■ HOW TO COMPLETE THIS TASK
Repeat every entry exactly as given.

=== Section Start ===

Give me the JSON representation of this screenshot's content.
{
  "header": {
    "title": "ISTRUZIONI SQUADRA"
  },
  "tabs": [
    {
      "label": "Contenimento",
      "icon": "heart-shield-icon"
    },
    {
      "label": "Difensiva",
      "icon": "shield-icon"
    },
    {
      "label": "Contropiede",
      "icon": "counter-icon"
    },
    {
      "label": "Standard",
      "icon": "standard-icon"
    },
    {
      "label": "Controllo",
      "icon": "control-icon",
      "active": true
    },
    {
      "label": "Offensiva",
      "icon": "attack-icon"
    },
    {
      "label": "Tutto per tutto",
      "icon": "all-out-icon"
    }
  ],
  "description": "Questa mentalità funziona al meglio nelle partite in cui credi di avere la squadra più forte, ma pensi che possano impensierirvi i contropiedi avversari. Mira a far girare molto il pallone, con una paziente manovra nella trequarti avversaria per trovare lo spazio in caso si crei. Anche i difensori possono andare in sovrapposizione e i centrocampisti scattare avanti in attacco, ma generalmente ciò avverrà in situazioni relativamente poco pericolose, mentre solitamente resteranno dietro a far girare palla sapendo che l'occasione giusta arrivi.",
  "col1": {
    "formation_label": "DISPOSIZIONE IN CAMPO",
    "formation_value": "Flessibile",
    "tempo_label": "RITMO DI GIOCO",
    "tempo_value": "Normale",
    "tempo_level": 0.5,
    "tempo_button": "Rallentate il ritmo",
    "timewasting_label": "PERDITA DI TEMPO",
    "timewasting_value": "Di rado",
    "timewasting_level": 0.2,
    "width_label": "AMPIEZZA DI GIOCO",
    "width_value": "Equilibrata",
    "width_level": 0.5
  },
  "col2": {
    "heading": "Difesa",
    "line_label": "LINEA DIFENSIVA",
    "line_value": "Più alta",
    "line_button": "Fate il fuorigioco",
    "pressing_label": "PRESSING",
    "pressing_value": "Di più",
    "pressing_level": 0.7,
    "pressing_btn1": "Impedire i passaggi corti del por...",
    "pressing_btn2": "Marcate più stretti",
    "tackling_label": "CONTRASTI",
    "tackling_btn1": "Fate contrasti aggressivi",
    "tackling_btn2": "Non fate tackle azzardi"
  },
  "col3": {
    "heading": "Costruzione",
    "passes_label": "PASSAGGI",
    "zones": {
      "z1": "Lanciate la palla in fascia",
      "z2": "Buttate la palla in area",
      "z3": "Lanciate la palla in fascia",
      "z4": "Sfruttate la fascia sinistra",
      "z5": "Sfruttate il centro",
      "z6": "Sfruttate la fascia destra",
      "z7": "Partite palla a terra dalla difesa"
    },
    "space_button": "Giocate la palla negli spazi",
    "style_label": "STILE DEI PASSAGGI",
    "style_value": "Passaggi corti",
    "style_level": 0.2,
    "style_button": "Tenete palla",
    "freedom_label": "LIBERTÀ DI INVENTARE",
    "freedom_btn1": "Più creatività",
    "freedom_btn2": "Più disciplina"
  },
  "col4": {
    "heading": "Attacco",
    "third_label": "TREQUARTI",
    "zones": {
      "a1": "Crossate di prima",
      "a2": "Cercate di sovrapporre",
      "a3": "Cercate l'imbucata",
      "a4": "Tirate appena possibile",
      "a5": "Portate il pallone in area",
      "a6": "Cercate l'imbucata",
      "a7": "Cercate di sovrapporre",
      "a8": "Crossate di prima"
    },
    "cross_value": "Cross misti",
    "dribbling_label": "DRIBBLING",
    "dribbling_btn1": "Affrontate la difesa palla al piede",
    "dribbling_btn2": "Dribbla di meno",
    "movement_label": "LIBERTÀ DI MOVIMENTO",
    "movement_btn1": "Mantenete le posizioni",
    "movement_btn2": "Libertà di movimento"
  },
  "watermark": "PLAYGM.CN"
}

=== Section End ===

■ TASK OUTPUT
Give me the JSON representation of this screenshot's content.
{
  "header": {
    "title": "ISTRUZIONI SQUADRA"
  },
  "tabs": [
    {
      "label": "Contenimento",
      "icon": "heart-shield-icon"
    },
    {
      "label": "Difensiva",
      "icon": "shield-icon"
    },
    {
      "label": "Contropiede",
      "icon": "counter-icon"
    },
    {
      "label": "Standard",
      "icon": "standard-icon"
    },
    {
      "label": "Controllo",
      "icon": "control-icon",
      "active": true
    },
    {
      "label": "Offensiva",
      "icon": "attack-icon"
    },
    {
      "label": "Tutto per tutto",
      "icon": "all-out-icon"
    }
  ],
  "description": "Questa mentalità funziona al meglio nelle partite in cui credi di avere la squadra più forte, ma pensi che possano impensierirvi i contropiedi avversari. Mira a far girare molto il pallone, con una paziente manovra nella trequarti avversaria per trovare lo spazio in caso si crei. Anche i difensori possono andare in sovrapposizione e i centrocampisti scattare avanti in attacco, ma generalmente ciò avverrà in situazioni relativamente poco pericolose, mentre solitamente resteranno dietro a far girare palla sapendo che l'occasione giusta arrivi.",
  "col1": {
    "formation_label": "DISPOSIZIONE IN CAMPO",
    "formation_value": "Flessibile",
    "tempo_label": "RITMO DI GIOCO",
    "tempo_value": "Normale",
    "tempo_level": 0.5,
    "tempo_button": "Rallentate il ritmo",
    "timewasting_label": "PERDITA DI TEMPO",
    "timewasting_value": "Di rado",
    "timewasting_level": 0.2,
    "width_label": "AMPIEZZA DI GIOCO",
    "width_value": "Equilibrata",
    "width_level": 0.5
  },
  "col2": {
    "heading": "Difesa",
    "line_label": "LINEA DIFENSIVA",
    "line_value": "Più alta",
    "line_button": "Fate il fuorigioco",
    "pressing_label": "PRESSING",
    "pressing_value": "Di più",
    "pressing_level": 0.7,
    "pressing_btn1": "Impedire i passaggi corti del por...",
    "pressing_btn2": "Marcate più stretti",
    "tackling_label": "CONTRASTI",
    "tackling_btn1": "Fate contrasti aggressivi",
    "tackling_btn2": "Non fate tackle azzardi"
  },
  "col3": {
    "heading": "Costruzione",
    "passes_label": "PASSAGGI",
    "zones": {
      "z1": "Lanciate la palla in fascia",
      "z2": "Buttate la palla in area",
      "z3": "Lanciate la palla in fascia",
      "z4": "Sfruttate la fascia sinistra",
      "z5": "Sfruttate il centro",
      "z6": "Sfruttate la fascia destra",
      "z7": "Partite palla a terra dalla difesa"
    },
    "space_button": "Giocate la palla negli spazi",
    "style_label": "STILE DEI PASSAGGI",
    "style_value": "Passaggi corti",
    "style_level": 0.2,
    "style_button": "Tenete palla",
    "freedom_label": "LIBERTÀ DI INVENTARE",
    "freedom_btn1": "Più creatività",
    "freedom_btn2": "Più disciplina"
  },
  "col4": {
    "heading": "Attacco",
    "third_label": "TREQUARTI",
    "zones": {
      "a1": "Crossate di prima",
      "a2": "Cercate di sovrapporre",
      "a3": "Cercate l'imbucata",
      "a4": "Tirate appena possibile",
      "a5": "Portate il pallone in area",
      "a6": "Cercate l'imbucata",
      "a7": "Cercate di sovrapporre",
      "a8": "Crossate di prima"
    },
    "cross_value": "Cross misti",
    "dribbling_label": "DRIBBLING",
    "dribbling_btn1": "Affrontate la difesa palla al piede",
    "dribbling_btn2": "Dribbla di meno",
    "movement_label": "LIBERTÀ DI MOVIMENTO",
    "movement_btn1": "Mantenete le posizioni",
    "movement_btn2": "Libertà di movimento"
  },
  "watermark": "PLAYGM.CN"
}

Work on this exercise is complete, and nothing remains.